Animal ethicists are calling for a new vocabulary about animals, shunning words such as “pets,” “wildlife,” and “vermin” as derogatory and even suggesting “animal” is a “term of abuse.”
Common language on fauna betrays an “anthropocentric bias” and impedes an understanding of our interaction with the non-human species sharing the planet, argue the editors of the first academic journal dedicated to animal ethics in their debut issue.
Instead of “pet,” the Journal of Animal Ethics suggests “companion animal.” Rather than “wildlife,” they are to be called “free-living.” “Differentiated beings” or “non-human animals” is preferred to simply “animals.”
Words such as “vermin,” “beasts” and “critters” are stricken completely, along with similes such as “sly as a fox,” “drunk as a skunk,” “eat like a pig,” “slippery as an eel,” “breeding like rabbits” and “stubborn as a mule.”
“We will not be able to think clearly unless we discipline ourselves to use more impartial nouns and adjectives in our exploration of animals and our moral relations with them,” the editors write.
The argument has led to a public outcry that political correctness has run amuck, but the journal’s co-editor insisted terminology has the power to change how people think and act.
“The fact that some have reacted so furiously suggests that our language is much more revealing of our attitudes than many suppose. We have started an important debate,” said Andrew Linzey in an interview. “We were trying to help people see the connection between what we think and say about animals and how they are treated....”

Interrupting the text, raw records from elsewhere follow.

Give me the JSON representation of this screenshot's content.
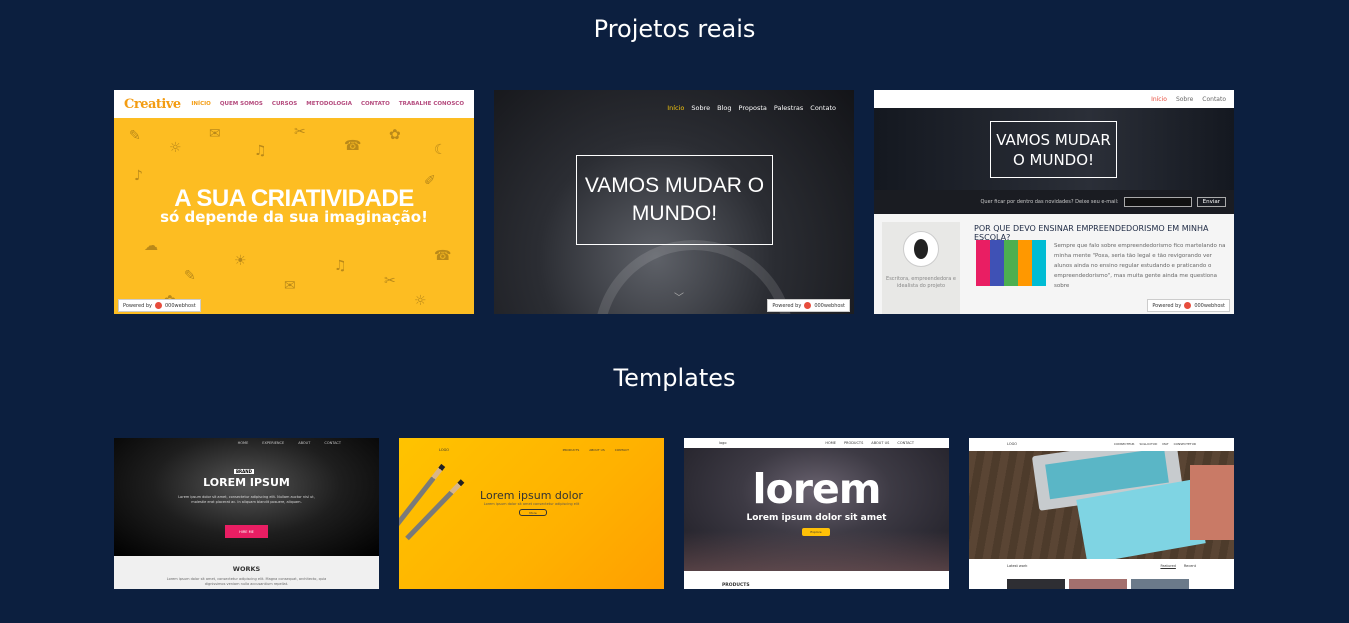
{
  "sections": {
    "real_title": "Projetos reais",
    "templates_title": "Templates"
  },
  "powered_by": {
    "label": "Powered by",
    "brand": "000webhost"
  },
  "project1": {
    "logo": "Creative",
    "menu": [
      "INÍCIO",
      "QUEM SOMOS",
      "CURSOS",
      "METODOLOGIA",
      "CONTATO",
      "TRABALHE CONOSCO"
    ],
    "headline": "A SUA CRIATIVIDADE",
    "subheadline": "só depende da sua imaginação!"
  },
  "project2": {
    "menu": [
      "Início",
      "Sobre",
      "Blog",
      "Proposta",
      "Palestras",
      "Contato"
    ],
    "headline": "VAMOS MUDAR O MUNDO!"
  },
  "project3": {
    "menu": [
      "Início",
      "Sobre",
      "Contato"
    ],
    "headline": "VAMOS MUDAR O MUNDO!",
    "signup_text": "Quer ficar por dentro das novidades? Deixe seu e-mail:",
    "signup_button": "Enviar",
    "article_title": "POR QUE DEVO ENSINAR EMPREENDEDORISMO EM MINHA ESCOLA?",
    "article_text": "Sempre que falo sobre empreendedorismo fico martelando na minha mente \"Poxa, seria tão legal e tão revigorando ver alunos ainda no ensino regular estudando e praticando o empreendedorismo\", mas muita gente ainda me questiona sobre",
    "profile_text": "Escritora, empreendedora e idealista do projeto"
  },
  "template1": {
    "nav": [
      "HOME",
      "EXPERIENCE",
      "ABOUT",
      "CONTACT"
    ],
    "badge": "BRAND",
    "headline": "LOREM IPSUM",
    "paragraph": "Lorem ipsum dolor sit amet, consectetur adipiscing elit. Nullam auctor nisl ut, molestie erat placerat ac. In aliquam blandit posuere, aliquam.",
    "cta": "HIRE ME",
    "section": "WORKS",
    "section_text": "Lorem ipsum dolor sit amet, consectetur adipiscing elit. Magna consequat, architecto, quia dignissimos veniam nulla accusantium repellat."
  },
  "template2": {
    "logo": "LOGO",
    "nav": [
      "PRODUCTS",
      "ABOUT US",
      "CONTACT"
    ],
    "headline": "Lorem ipsum dolor",
    "paragraph": "Lorem ipsum dolor sit amet consectetur adipiscing elit",
    "cta": "More"
  },
  "template3": {
    "logo": "logo",
    "nav": [
      "HOME",
      "PRODUCTS",
      "ABOUT US",
      "CONTACT"
    ],
    "headline": "lorem",
    "subheadline": "Lorem ipsum dolor sit amet",
    "cta": "Explore",
    "section": "PRODUCTS"
  },
  "template4": {
    "logo": "LOGO",
    "nav": [
      "CONSECTEUR",
      "SOLLICITUD",
      "MAT",
      "CONSECTETUR"
    ],
    "latest": "Latest work",
    "tabs": [
      "Featured",
      "Recent"
    ]
  }
}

"...terminology has the power to change how people think and act." I entirely agree--which is why we must never, ever accept this kind of ridiculous garbage. Funny, it seems, but insidious is more accurate a term.